Making Your Own Video

Buying advertising time costs money, but it’s how to get leads. Even though you can make a video on the cheap, you don’t want to waste time and money by submitting a less-than-professional product. Make sure you hire an ad creator with a portfolio as the project lead. It doesn’t matter if your ad maker is a top-of-the-line cinematographer shooting your video or a talented student from the local art college who knows how to use an ad maker app. Just make sure you see evidence that they’ve done an amazing job in the past. After you find the right director/cinematographer, put together a skeleton crew for lighting, casting, audio and everything else you’ll need to get the job done (food for the crew and cast, maybe?). Ideally, your cinematographer also has digital editing experience so that you don’t have to become a pro at iMovie overnight. Consider using Premier, a professional editing program, which comes with a month-free trial membership.

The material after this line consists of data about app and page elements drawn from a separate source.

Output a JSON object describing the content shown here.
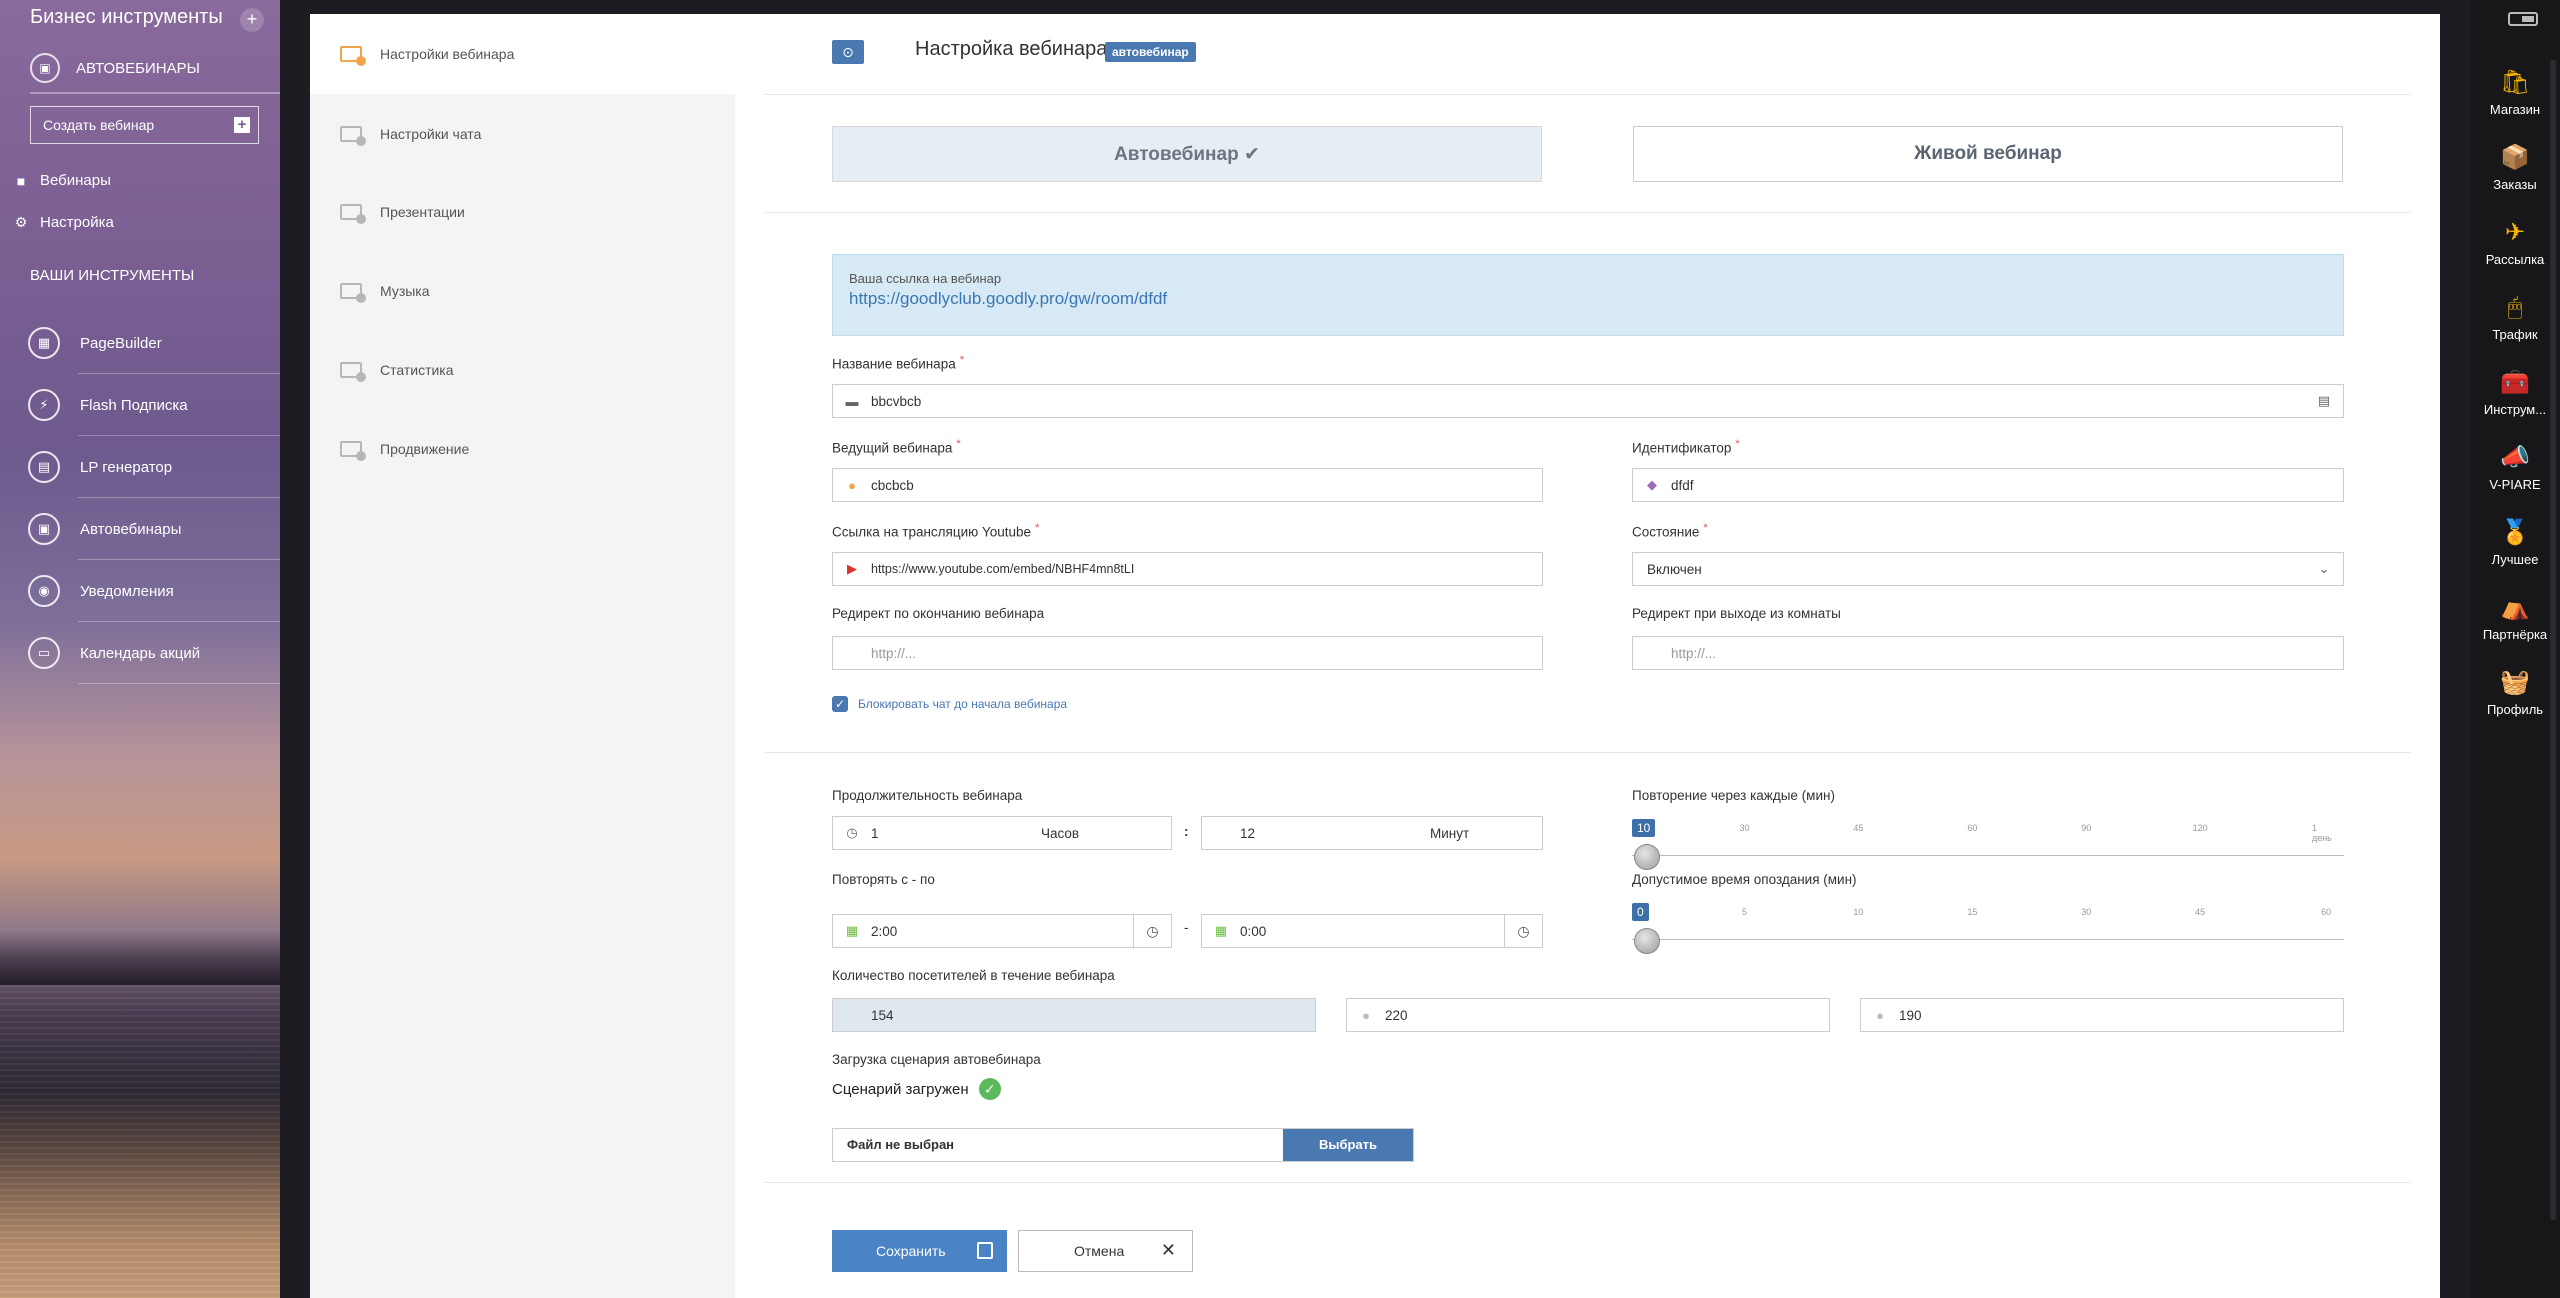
{
  "sidebar": {
    "title": "Бизнес инструменты",
    "plus": "+",
    "section": "АВТОВЕБИНАРЫ",
    "create_button": "Создать вебинар",
    "create_add": "+",
    "links": [
      {
        "label": "Вебинары",
        "icon": "video-icon"
      },
      {
        "label": "Настройка",
        "icon": "gear-icon"
      }
    ],
    "tools_heading": "ВАШИ ИНСТРУМЕНТЫ",
    "tools": [
      {
        "label": "PageBuilder",
        "icon": "pagebuilder-icon"
      },
      {
        "label": "Flash Подписка",
        "icon": "flash-icon"
      },
      {
        "label": "LP генератор",
        "icon": "lp-icon"
      },
      {
        "label": "Автовебинары",
        "icon": "webinar-icon"
      },
      {
        "label": "Уведомления",
        "icon": "notification-icon"
      },
      {
        "label": "Календарь акций",
        "icon": "calendar-icon"
      }
    ]
  },
  "tabs": [
    {
      "label": "Настройки вебинара",
      "active": true
    },
    {
      "label": "Настройки чата",
      "active": false
    },
    {
      "label": "Презентации",
      "active": false
    },
    {
      "label": "Музыка",
      "active": false
    },
    {
      "label": "Статистика",
      "active": false
    },
    {
      "label": "Продвижение",
      "active": false
    }
  ],
  "header": {
    "title": "Настройка вебинара",
    "badge": "автовебинар"
  },
  "mode": {
    "auto": "Автовебинар ✔",
    "live": "Живой вебинар"
  },
  "link": {
    "label": "Ваша ссылка на вебинар",
    "url": "https://goodlyclub.goodly.pro/gw/room/dfdf"
  },
  "form": {
    "name": {
      "label": "Название вебинара",
      "value": "bbcvbcb"
    },
    "host": {
      "label": "Ведущий вебинара",
      "value": "cbcbcb"
    },
    "identifier": {
      "label": "Идентификатор",
      "value": "dfdf"
    },
    "youtube": {
      "label": "Ссылка на трансляцию Youtube",
      "value": "https://www.youtube.com/embed/NBHF4mn8tLI"
    },
    "state": {
      "label": "Состояние",
      "value": "Включен"
    },
    "redirect_end": {
      "label": "Редирект по окончанию вебинара",
      "placeholder": "http://..."
    },
    "redirect_exit": {
      "label": "Редирект при выходе из комнаты",
      "placeholder": "http://..."
    },
    "block_chat": "Блокировать чат до начала вебинара",
    "duration": {
      "label": "Продолжительность вебинара",
      "hours": "1",
      "hours_unit": "Часов",
      "sep": ":",
      "minutes": "12",
      "minutes_unit": "Минут"
    },
    "repeat": {
      "label": "Повторять с - по",
      "from": "2:00",
      "dash": "-",
      "to": "0:00"
    },
    "repeat_every": {
      "label": "Повторение через каждые (мин)",
      "value": "10",
      "ticks": [
        "30",
        "45",
        "60",
        "90",
        "120",
        "1 день"
      ]
    },
    "late": {
      "label": "Допустимое время опоздания (мин)",
      "value": "0",
      "ticks": [
        "5",
        "10",
        "15",
        "30",
        "45",
        "60"
      ]
    },
    "visitors": {
      "label": "Количество посетителей в течение вебинара",
      "values": [
        "154",
        "220",
        "190"
      ]
    },
    "scenario": {
      "label": "Загрузка сценария автовебинара",
      "status": "Сценарий загружен"
    },
    "file": {
      "name": "Файл не выбран",
      "button": "Выбрать"
    }
  },
  "actions": {
    "save": "Сохранить",
    "cancel": "Отмена"
  },
  "dock": [
    {
      "label": "Магазин",
      "icon": "shop-icon"
    },
    {
      "label": "Заказы",
      "icon": "orders-icon"
    },
    {
      "label": "Рассылка",
      "icon": "mailing-icon"
    },
    {
      "label": "Трафик",
      "icon": "traffic-icon"
    },
    {
      "label": "Инструм...",
      "icon": "tools-icon"
    },
    {
      "label": "V-PIARE",
      "icon": "megaphone-icon"
    },
    {
      "label": "Лучшее",
      "icon": "best-icon"
    },
    {
      "label": "Партнёрка",
      "icon": "partner-icon"
    },
    {
      "label": "Профиль",
      "icon": "profile-icon"
    }
  ],
  "colors": {
    "accent": "#4a79b2",
    "tab_active": "#f0a54b",
    "success": "#5cb85c",
    "required": "#d9534f"
  }
}
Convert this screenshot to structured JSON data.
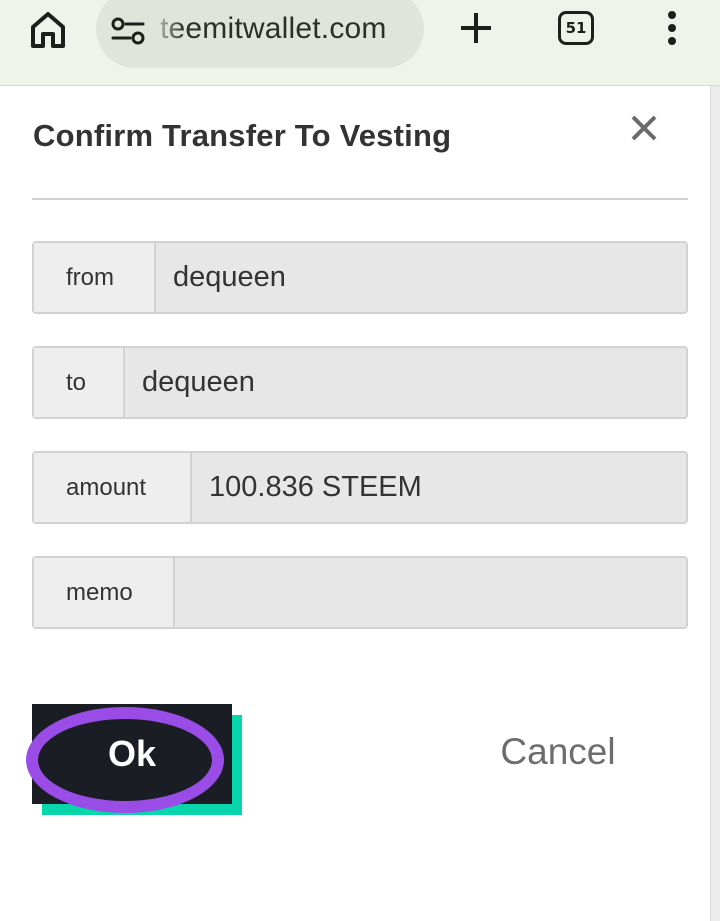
{
  "browser": {
    "url": "teemitwallet.com",
    "tab_count": "51",
    "icons": [
      "home-icon",
      "site-settings-icon",
      "plus-icon",
      "tabs-icon",
      "more-vert-icon"
    ]
  },
  "dialog": {
    "title": "Confirm Transfer To Vesting",
    "close_icon": "close-icon",
    "fields": {
      "from": {
        "label": "from",
        "value": "dequeen"
      },
      "to": {
        "label": "to",
        "value": "dequeen"
      },
      "amount": {
        "label": "amount",
        "value": "100.836 STEEM"
      },
      "memo": {
        "label": "memo",
        "value": ""
      }
    },
    "ok_label": "Ok",
    "cancel_label": "Cancel"
  },
  "colors": {
    "toolbar_bg": "#eef4e9",
    "url_pill_bg": "#dfe5da",
    "ok_bg": "#1a1e24",
    "ok_shadow": "#06d6a9",
    "highlight_ring": "#9a4de6",
    "cancel_text": "#6d6d6d"
  }
}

Television: Local, Regional or National?

As you sift through the ways you can find leads for insurance, also think about how far and wide you want your commercial to appear. As you can imagine, the farther you branch out the more expensive screening it will be. Stay local with affiliate stations and it won’t cost very much at all. Television ads in general are the costliest type of advertising, with cable being the most expensive (due to a more targeted, affluent viewership). With that said, TV commercials have the highest rate of return if done properly and if they appear at prime times. Local advertising rates vary according to location but typically cost anywhere from $200 to $1500+ for a 30-second spot. The way you are charged for a television ad is by a measure called CPM (cost per thousand). For instance, the CPM for Los Angeles is about $35. What that means is that for every 1,000 impressions you pay $35. So, a show that will be seen by 10,000 people will cost you $35,000.


How to Make Ads on YouTube and Facebook

While YouTube has lost some of its steam, it’s still a vital channel to explore for affordable ad placement after you create your commercial. With Youtube ads, rates are very fair, and you can expect to pay less than a $1 per view, with averages costing about 10 to 30 cents per view. You also have 6 options for how your ad will appear and if viewers can skip the ad or not. If you’re looking to target a younger demographic (20s-30s), this is a much better contender than, say, cable advertising. If you have a digital advertising budget, you can’t forget YouTube. Let the numbers speak for themselves: Every 5 seconds you get 25 hours of video uploaded. Every minute, 400 hours of video are uploaded. Your commercial can be set to appear locally too, which would saturate the neighborhood you’re targeting.


Don’t forget about Facebook ads, which also feature short commercials, which average out to about 27 cents per click and $7 CPM. You can also feature your ads in other content makers’ Facebook videos. What a great way to get noticed!


Social Media Newsfeeds

While articles on insurance news and trends are going to grab some great prospects after appearing in newsfeeds on Facebook, Twitter and even Instagram, videos will grab many more. People just can’t help but watch movie pictures. And if it looks inviting, with bright colors and visually captivating action, you’ll certainly get people to stop what they are doing to hear what you have to say.


Other Marketing Platforms

Generating leads takes time and hard work. If you have a limited staff or are an agency onto yourself and want nothing to do with a huge and complicated project like a video commercial, there are other ways to market yourself. At the very minimum, you should have a proper website, accounts on social media channels and a blog. If you need to, you can always build upon this minimal setup.


Buy leads if you’re not spending much on video advertising and commercials. Insurance technology companies like SmartFinancial already do the marketing and advertising for you so that the leads you buy have that built-in cost.


In short, video will dominate the digital realm for years to come. It will also be one of the most important tools in nurturing viewers who are unfamiliar with your brand. Whether you’re making videos in-house or hiring an agency, we hope our tips have given you a great overview of the process.